The Food Lies We Tell Ourselves
As registered dietitian nutritionists, we get a firsthand look at some of the lies clients tell themselves when it comes to rationalizing what they eat. Unfortunately, these little untruths can quickly sabotage a healthy diet. Could you also unknowingly be ruining your healthy eating plan by telling yourself these little white lies? Read on to learn the truth.
Food Lie #1: I need to snack frequently to keep my metabolism up.
You may have heard that you shouldn’t wait too long between meals to prevent your body from going into “starvation mode”—a time when your body conserves calories to prevent depleting its energy stores. Think back to the caveman days when humans wouldn’t eat for days; their bodies would become efficient at holding on to what they ate so they could survive until the next time they were able to have a successful hunt. The theory is that this may be happening on a smaller scale when you wait too long to eat.
So you try to prevent this scenario and overcompensate by making sure you eat something every few hours. The problem is, if you’re attempting to eat several mini-meals throughout the day, the calories add up. Even a couple of energy bars throughout the day can add an extra 500 calories, contributing to a body-fat gain of 1 pound per week! You may think that bar is keeping your metabolism revved up—but even if it is, the additional caloric burn won’t contribute 500 calories (or anything even close to that!) each day.
Solution: If there is more than four to five hours between your lunch and dinner, allow yourself one small fiber- and protein-filled, mid-afternoon snack—but no more. A hardboiled egg and a piece of fruit, for example, would be a great choice.
Food Lie #2: I can eat whatever I want because I just burned off a lot of calories during my workout.
Although the treadmill or the elliptical (or your spin teacher) may all tell you that you burned 800 calories, this is usually not true. Unless you weigh 200 pounds and run for an hour, you won’t burn close to that many calories. If you are eating without much restraint after a workout, this is likely having a negative effect on your waistline. For many people, not only do they rationalize that they can eat a lot of food after a workout, they also feel hungrier after working out and tell themselves it’s because they burned a lot of calories. Unfortunately, appetite after a workout tends to increase to a much greater degree than the amount of calories you actually burned.

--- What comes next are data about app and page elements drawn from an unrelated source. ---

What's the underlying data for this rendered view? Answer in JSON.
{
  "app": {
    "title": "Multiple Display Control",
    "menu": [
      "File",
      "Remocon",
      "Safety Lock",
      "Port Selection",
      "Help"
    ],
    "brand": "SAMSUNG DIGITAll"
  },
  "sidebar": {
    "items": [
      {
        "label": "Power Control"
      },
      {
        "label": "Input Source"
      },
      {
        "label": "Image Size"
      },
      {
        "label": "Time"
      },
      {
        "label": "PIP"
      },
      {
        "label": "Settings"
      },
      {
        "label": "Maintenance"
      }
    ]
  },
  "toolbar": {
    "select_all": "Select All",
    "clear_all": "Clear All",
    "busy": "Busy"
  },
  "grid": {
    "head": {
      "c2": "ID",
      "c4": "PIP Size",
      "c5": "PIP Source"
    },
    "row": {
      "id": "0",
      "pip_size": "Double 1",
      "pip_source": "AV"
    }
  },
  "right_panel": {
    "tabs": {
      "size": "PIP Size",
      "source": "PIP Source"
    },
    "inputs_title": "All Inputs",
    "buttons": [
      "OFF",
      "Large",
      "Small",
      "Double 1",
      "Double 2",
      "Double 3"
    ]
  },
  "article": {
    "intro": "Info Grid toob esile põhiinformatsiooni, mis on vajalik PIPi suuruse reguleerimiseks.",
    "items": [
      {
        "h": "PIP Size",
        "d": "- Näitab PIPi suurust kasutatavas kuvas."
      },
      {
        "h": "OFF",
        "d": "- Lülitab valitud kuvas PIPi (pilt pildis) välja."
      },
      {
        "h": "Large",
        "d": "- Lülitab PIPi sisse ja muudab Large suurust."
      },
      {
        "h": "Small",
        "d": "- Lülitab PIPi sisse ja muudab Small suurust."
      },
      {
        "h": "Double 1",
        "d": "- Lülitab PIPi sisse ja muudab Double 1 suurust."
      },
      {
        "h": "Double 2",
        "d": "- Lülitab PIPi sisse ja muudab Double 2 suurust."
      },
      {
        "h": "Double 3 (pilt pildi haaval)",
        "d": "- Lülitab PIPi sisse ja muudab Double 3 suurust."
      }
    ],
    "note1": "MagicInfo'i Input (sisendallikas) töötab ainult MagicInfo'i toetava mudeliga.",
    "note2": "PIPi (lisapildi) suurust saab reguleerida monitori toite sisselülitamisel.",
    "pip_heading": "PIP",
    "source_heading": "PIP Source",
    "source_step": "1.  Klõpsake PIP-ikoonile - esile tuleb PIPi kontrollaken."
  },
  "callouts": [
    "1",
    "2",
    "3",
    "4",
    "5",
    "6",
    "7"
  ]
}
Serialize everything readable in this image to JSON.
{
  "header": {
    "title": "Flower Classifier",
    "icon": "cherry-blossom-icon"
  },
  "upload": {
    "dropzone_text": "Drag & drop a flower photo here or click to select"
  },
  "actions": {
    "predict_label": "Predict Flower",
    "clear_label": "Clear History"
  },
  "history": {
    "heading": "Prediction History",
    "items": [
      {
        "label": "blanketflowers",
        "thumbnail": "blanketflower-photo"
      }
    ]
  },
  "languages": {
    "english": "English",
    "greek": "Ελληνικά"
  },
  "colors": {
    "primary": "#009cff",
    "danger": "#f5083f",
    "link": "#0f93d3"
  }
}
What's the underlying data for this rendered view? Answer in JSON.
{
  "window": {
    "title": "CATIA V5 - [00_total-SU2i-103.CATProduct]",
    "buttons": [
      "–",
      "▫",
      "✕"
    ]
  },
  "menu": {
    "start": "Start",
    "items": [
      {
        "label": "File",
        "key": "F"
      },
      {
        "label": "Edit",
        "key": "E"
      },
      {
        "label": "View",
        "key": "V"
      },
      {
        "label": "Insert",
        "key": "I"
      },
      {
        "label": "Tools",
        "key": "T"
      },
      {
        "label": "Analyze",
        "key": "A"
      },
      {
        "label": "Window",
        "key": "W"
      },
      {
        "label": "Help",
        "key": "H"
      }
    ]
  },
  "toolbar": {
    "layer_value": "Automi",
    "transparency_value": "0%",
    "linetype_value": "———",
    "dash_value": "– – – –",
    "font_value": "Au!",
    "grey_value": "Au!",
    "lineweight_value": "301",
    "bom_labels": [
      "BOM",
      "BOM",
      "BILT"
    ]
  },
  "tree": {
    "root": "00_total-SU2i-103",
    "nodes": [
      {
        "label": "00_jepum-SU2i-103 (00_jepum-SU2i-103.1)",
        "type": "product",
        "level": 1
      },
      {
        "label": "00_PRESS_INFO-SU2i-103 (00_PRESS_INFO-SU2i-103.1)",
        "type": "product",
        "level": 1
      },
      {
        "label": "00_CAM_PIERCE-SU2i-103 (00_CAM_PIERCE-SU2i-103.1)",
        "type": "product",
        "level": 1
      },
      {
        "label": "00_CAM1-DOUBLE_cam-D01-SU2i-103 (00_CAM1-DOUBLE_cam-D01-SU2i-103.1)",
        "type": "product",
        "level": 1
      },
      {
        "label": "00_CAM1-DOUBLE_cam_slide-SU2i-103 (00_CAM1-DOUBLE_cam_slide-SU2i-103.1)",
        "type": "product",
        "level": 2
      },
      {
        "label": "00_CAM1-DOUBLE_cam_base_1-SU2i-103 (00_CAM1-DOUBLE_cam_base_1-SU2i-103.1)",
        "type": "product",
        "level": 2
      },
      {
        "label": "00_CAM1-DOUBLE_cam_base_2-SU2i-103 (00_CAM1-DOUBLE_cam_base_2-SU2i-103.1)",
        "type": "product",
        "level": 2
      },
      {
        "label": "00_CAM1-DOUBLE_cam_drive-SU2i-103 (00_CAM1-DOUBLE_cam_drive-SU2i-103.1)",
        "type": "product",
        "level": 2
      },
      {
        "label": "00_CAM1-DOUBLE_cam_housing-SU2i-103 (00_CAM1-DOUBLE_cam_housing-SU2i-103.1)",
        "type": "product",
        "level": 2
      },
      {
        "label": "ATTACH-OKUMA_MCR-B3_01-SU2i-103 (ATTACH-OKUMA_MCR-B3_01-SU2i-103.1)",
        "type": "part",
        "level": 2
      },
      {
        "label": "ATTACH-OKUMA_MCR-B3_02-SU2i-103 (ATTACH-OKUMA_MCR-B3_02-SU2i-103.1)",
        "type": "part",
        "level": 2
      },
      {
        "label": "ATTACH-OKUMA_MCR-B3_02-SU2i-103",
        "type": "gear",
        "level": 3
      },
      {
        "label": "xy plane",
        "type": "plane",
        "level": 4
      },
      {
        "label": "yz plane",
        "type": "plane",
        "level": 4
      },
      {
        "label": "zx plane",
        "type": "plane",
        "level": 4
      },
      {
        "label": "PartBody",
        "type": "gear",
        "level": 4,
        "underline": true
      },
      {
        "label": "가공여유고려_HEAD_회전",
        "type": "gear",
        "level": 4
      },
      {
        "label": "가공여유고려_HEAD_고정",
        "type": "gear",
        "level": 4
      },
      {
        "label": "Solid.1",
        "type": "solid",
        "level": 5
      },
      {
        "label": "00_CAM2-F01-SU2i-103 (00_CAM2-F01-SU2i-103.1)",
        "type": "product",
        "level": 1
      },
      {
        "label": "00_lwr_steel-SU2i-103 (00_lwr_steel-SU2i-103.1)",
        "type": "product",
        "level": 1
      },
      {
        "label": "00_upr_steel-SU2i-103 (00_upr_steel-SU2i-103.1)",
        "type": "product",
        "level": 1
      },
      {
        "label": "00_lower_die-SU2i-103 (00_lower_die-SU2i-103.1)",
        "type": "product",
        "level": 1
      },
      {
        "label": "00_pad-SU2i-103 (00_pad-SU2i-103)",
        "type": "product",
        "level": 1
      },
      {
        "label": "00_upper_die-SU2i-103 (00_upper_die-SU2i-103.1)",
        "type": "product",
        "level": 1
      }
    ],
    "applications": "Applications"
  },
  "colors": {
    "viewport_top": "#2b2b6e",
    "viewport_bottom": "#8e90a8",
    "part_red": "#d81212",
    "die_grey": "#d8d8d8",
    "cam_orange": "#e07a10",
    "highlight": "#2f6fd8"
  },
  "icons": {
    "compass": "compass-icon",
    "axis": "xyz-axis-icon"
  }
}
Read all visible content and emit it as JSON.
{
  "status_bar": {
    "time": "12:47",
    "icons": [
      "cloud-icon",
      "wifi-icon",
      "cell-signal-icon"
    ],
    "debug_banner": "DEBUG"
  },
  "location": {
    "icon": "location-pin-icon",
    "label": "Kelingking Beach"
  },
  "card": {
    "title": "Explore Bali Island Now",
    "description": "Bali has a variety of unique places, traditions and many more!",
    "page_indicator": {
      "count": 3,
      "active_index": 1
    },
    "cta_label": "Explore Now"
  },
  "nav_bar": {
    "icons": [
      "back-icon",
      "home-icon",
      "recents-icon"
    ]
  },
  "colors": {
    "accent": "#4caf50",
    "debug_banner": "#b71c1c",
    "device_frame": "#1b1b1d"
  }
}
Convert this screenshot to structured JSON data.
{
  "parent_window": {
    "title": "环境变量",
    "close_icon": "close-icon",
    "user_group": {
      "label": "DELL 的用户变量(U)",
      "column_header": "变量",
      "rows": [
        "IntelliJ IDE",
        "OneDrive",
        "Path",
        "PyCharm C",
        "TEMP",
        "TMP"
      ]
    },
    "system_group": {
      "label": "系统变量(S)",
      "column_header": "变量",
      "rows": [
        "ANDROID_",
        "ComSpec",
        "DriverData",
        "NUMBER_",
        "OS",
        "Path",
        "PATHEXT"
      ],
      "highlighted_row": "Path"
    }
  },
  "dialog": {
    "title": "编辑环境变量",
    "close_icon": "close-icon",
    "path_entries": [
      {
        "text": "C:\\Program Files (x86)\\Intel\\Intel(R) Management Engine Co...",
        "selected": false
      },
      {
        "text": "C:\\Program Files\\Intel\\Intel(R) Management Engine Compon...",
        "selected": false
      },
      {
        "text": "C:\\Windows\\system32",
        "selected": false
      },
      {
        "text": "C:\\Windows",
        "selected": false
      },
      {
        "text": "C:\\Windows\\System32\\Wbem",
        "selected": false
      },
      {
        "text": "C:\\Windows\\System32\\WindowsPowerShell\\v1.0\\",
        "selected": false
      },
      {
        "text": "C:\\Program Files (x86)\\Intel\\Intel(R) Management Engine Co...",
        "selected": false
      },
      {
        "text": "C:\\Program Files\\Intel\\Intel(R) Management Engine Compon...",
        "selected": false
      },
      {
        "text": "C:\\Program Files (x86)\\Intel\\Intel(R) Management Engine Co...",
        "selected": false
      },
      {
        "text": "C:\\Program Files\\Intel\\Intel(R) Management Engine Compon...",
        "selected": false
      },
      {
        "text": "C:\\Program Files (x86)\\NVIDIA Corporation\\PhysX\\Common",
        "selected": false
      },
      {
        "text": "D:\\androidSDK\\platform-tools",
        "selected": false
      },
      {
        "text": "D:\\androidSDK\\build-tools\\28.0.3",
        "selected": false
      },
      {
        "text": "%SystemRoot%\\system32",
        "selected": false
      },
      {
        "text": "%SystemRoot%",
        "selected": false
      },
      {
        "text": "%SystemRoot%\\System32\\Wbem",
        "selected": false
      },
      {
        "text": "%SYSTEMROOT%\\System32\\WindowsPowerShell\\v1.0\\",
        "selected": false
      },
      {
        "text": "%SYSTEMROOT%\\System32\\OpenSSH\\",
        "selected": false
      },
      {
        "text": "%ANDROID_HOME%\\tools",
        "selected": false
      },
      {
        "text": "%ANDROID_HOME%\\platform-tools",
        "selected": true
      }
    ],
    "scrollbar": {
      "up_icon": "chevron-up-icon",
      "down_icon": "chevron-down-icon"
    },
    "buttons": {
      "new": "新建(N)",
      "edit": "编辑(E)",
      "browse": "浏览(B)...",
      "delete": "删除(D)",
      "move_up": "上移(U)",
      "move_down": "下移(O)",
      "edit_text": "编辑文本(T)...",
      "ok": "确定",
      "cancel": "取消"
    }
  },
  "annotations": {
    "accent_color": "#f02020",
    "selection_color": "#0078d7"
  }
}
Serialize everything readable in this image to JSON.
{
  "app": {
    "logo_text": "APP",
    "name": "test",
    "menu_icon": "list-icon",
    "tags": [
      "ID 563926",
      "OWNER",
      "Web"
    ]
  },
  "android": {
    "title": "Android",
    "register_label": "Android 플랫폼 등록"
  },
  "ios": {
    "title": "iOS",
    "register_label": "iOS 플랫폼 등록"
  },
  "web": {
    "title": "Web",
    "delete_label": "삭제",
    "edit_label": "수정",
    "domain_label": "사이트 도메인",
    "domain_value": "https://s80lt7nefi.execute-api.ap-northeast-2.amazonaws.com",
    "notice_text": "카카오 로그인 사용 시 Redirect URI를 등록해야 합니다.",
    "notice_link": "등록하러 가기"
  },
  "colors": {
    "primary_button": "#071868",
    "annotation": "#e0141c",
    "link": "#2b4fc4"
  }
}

Solution: Eat to fuel your workout and refuel, not to replace the calories you think you burned. If you notice that your hunger increases a lot after you exercise be sure to drink extra water and fill up on veggies to help to satisfy your appetite without consuming too many calories.
Food Lie #3: It was just a few bites.
Just because you didn’t order it and it wasn’t on your plate, doesn’t mean those bites of your significant other’s burger, fries or dessert won’t add up. Ditto for the small piece of cake in the break room. A few daily extra bites may seem forgettable, but they can easily set you back 100 calories (or more!) each day. Although that may not seem like much, over the year that will set you back ten pounds!
Solution: If you find yourself having those little bites here and there, cut them out completely for two weeks and track your weight. If you are like our clients, you’ll notice a difference on the scale.
Food Lie #4: The bag (carton, box, or whatever you just finished off) was almost empty.
Plow through an already opened bag of chips, box of cookies or carton of ice cream and it’s easy to believe there wasn’t much in there. If you don’t portion food out on a plate first so that you can see how much food you truly are eating, it’s easy to tell yourself you didn’t eat much.
Solution: Easy! Simply portion your food on a plate and eat from that—you won’t be able to trick yourself into thinking you ate less than you did!
Food Lie #5. You need that electrolyte drink.
Sure, that brightly colored, sweetened drink filled with electrolytes might seem necessary, but unless you’re exercising intensely for more than an hour (and most people aren’t) you really don’t need it. It just adds extra calories.
Solution: Stick to water, seltzer or another calorie-free fluid, unless you are exercising for more than an hour.
Food Lie #6. You ate it because it gives you extra nutrients.
Every food seems to be fortified these days. Even if it has extra calcium, additional B vitamins or added fiber, it’s still not reason enough to eat it. After all, cookies with added calcium are still cookies. Don’t justify eating the chips because the label claims they have added fiber.
Solution: Get your nutrients from your food. If you want a small indulgence, choose it because it’s an indulgence and not because it’s providing you with nutrients.